Kipling has been thrown to the trash heap for political rather than literary reasons. There is no doubt that Kipling’s overriding theme in his writing was European superiority; a superiority falsely believed to be due to keener intellect, greater courage, and superior culture. In more recent times the case has been made that European superiority came from coal and iron ore – the key ingredients for making steel and weapons – draft animals which provided the work necessary to build things and wage war, as well as, a number of diseases for which colonies had no immunity.
I wonder which authors will find their works ignored once America’s imperialism becomes known for what it is; a nation built on slavery, influence on the types of governments and selection of leaders in countries where America had “interests” and a military designed to protect, not the people, but those business interests abroad.
Greed may once again be regarded as bad. “Atlas Shrugged” and everything Ayn Rand wrote would be put on a dusty back shelf of literary oblivion.
Extreme nationalism, in the guise of patriotism, flag waving, and xenophobia may once again be seen as jingoism.
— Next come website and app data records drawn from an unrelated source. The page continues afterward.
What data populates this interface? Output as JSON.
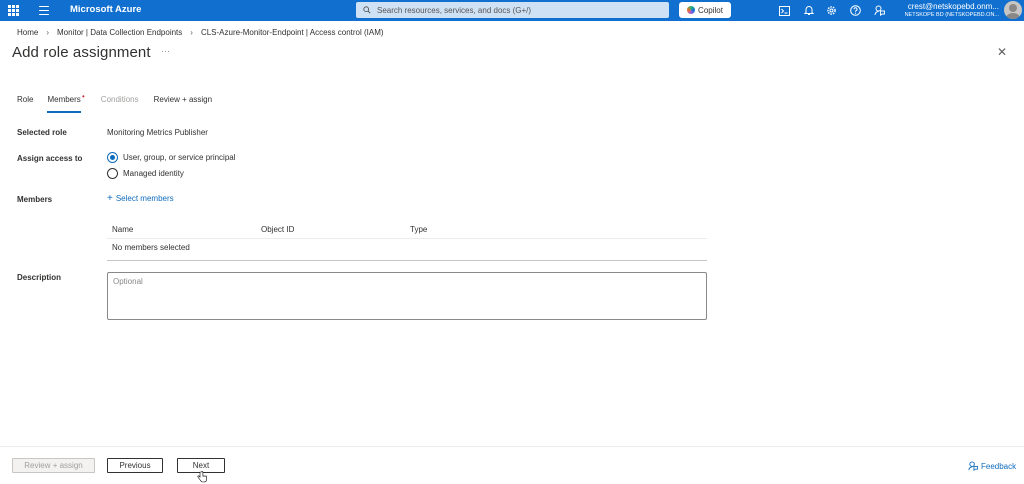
{
  "topbar": {
    "brand": "Microsoft Azure",
    "search_placeholder": "Search resources, services, and docs (G+/)",
    "copilot_label": "Copilot",
    "user_email": "crest@netskopebd.onm...",
    "user_tenant": "NETSKOPE BD (NETSKOPEBD.ON...",
    "icons": [
      "waffle-icon",
      "hamburger-icon",
      "cloud-shell-icon",
      "bell-icon",
      "gear-icon",
      "help-icon",
      "feedback-icon"
    ]
  },
  "breadcrumb": {
    "items": [
      "Home",
      "Monitor | Data Collection Endpoints",
      "CLS-Azure-Monitor-Endpoint | Access control (IAM)"
    ],
    "separator": "›"
  },
  "page": {
    "title": "Add role assignment",
    "more": "···",
    "close": "✕"
  },
  "tabs": [
    {
      "label": "Role",
      "state": "normal"
    },
    {
      "label": "Members",
      "state": "active"
    },
    {
      "label": "Conditions",
      "state": "disabled"
    },
    {
      "label": "Review + assign",
      "state": "normal"
    }
  ],
  "form": {
    "selected_role_label": "Selected role",
    "selected_role_value": "Monitoring Metrics Publisher",
    "assign_access_label": "Assign access to",
    "assign_options": [
      {
        "label": "User, group, or service principal",
        "selected": true
      },
      {
        "label": "Managed identity",
        "selected": false
      }
    ],
    "members_label": "Members",
    "select_members_link": "Select members",
    "members_table": {
      "columns": [
        "Name",
        "Object ID",
        "Type"
      ],
      "empty_text": "No members selected"
    },
    "description_label": "Description",
    "description_placeholder": "Optional"
  },
  "footer": {
    "review_assign": "Review + assign",
    "previous": "Previous",
    "next": "Next",
    "feedback": "Feedback"
  },
  "colors": {
    "topbar": "#1170cf",
    "accent": "#0f6cbd",
    "required": "#d13438"
  }
}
On the other hand, Kipling may once again be regarded highly and his literary exile be seen as the result of liberal bias.
A man named Niall Ferguson has been resurrecting the notion that empire was benevolent. In an article in the Guardian, Priyamvada Gopal has written against this idea in an article titled, “The story being peddled by imperial apologists is a poisonous fairytale.” In the article he says Colonialism was a “tale of slavery, plunder, war, corruption, land-grabbing, famines, exploitation, indentured labour, impoverishment, massacre, genocide and forced resettlement.” Any attempt to paint the period as one of benevolence during which a few bad incidents and opponents to civilization of natives destroyed a good thing.
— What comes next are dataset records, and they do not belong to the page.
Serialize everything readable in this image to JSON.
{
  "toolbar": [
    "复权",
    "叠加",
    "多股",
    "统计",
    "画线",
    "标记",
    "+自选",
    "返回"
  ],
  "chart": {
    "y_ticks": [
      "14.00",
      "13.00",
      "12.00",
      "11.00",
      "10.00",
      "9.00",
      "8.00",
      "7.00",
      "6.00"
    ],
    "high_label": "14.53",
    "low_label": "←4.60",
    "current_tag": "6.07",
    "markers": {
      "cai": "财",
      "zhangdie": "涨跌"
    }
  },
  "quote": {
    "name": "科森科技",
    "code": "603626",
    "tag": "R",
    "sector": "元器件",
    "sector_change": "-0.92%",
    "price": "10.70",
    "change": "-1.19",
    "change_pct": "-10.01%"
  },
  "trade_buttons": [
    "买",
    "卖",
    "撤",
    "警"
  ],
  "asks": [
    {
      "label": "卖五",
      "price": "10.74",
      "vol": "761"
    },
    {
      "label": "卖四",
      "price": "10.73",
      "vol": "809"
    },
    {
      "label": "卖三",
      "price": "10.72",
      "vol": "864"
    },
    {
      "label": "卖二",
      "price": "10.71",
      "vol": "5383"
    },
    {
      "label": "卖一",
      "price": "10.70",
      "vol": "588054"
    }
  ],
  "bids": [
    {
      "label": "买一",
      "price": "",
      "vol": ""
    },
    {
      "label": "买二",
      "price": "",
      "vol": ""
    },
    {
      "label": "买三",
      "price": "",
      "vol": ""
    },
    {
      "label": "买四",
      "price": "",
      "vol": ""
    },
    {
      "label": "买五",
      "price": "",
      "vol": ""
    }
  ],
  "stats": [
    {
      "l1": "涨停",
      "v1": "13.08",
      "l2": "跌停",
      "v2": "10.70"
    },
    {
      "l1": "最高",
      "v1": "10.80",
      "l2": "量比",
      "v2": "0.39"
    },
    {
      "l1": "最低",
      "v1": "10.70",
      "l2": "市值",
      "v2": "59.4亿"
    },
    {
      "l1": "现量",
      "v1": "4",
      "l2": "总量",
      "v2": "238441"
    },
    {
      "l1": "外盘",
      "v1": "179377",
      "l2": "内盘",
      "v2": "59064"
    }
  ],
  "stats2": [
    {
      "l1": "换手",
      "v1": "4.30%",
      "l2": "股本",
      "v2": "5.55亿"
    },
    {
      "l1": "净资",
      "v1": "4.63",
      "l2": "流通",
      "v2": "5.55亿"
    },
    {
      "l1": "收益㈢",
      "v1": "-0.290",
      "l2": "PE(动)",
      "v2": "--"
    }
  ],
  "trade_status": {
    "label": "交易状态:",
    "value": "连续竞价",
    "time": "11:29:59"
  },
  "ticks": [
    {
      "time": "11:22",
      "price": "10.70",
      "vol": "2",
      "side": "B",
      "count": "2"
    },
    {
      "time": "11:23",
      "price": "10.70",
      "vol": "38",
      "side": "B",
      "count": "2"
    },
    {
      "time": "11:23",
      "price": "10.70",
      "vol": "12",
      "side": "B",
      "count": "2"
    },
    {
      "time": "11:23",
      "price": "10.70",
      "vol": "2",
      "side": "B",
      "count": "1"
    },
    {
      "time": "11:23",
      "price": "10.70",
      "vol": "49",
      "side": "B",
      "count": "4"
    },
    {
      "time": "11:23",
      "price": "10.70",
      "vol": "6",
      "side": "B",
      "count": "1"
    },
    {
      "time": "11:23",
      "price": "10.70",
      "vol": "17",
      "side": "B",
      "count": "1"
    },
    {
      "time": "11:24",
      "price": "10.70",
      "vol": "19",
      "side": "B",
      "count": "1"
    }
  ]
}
Mr. Ferguson and others of his ilk have been encouraged by the missionary zeal of the right in the U.S. to restore America’s role as “leader of the Free World”, a euphemism for imperialist.
Most people know Mark Twain as the author of The Adventures of Huckleberry Finn and Tom Sawyer. Few know him as a fervent opponent of American Imperialism. Twain’s book “To the Person Sitting in Darkness” railed against the U.S. actions in the Philippines, and the whole concept of Captains of Industry.
In an attempt to regain what they never had through a fairytale time that never existed, there are Americans and British longing for the good-old-days when their families had it easy by bringing Christianity and Western Civilization to places as far-flung as India and the American West.
In politics things are never what they are advertised to be. Knowing that, it was still encouraging to hear former president George W. Bush, this morning, say that “bigotry and white supremacy are blasphemy to the American creed.”
Remember that none of the traditional wing of the Republican Party made any headway against Donald Trump in the last primary. A surprising number of top ranking Republicans who call them selves Governing Republicans, are choosing not to run again. Is this in preparation for a new and revised version of the GOP to run against the Freedom Caucus type of Republicans? Remember that Jeb Bush was one of those who were unsuccessful against Trump.
For now, maybe we should just take this as a nice move by a neoconservative to paint his period of blatant efforts at restructuring the governments of two countries as a statement of contrition.